-- Data for processing follows --

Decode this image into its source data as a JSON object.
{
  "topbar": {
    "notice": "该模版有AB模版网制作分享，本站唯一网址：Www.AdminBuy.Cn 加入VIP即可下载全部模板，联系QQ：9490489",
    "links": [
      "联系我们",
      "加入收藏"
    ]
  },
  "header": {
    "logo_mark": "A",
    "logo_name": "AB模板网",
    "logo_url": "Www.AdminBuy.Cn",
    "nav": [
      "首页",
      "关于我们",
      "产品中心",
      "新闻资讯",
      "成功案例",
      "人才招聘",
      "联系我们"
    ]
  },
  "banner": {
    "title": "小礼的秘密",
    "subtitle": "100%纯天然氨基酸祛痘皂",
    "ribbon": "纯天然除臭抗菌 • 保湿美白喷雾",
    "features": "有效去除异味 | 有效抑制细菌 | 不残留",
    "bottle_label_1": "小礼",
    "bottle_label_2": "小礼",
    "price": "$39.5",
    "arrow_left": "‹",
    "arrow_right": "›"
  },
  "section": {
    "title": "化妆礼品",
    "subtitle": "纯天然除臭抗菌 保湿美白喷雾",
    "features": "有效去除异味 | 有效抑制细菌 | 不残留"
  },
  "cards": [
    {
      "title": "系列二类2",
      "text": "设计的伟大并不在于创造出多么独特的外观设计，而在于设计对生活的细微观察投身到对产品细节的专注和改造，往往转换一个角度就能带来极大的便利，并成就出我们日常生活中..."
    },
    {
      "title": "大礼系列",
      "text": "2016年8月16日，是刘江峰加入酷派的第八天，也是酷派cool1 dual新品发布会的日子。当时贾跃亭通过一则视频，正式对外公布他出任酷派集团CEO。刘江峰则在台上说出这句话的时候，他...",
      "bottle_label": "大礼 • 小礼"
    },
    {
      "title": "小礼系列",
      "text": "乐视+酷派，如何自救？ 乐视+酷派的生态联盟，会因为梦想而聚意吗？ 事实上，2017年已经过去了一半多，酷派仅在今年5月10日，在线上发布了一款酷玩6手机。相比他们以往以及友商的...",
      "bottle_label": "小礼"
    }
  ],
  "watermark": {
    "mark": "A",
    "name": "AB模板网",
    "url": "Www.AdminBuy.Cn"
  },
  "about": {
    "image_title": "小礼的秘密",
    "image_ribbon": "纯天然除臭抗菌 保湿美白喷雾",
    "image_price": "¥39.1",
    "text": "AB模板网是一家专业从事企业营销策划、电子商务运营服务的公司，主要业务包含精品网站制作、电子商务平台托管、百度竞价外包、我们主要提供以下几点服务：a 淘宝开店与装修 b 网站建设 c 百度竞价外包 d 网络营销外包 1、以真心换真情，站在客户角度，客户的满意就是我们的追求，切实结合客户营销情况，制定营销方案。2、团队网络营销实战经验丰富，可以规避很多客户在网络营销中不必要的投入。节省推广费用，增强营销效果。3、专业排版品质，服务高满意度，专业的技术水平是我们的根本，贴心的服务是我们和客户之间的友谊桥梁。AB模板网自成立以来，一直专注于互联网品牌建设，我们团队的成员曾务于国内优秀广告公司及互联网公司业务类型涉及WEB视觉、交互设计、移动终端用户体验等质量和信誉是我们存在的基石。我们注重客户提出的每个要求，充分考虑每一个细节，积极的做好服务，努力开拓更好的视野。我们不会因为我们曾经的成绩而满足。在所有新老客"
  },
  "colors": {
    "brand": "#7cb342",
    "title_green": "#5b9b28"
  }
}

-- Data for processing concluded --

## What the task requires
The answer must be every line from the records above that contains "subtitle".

## Solution below
    "subtitle": "100%纯天然氨基酸祛痘皂",
    "subtitle": "纯天然除臭抗菌 保湿美白喷雾",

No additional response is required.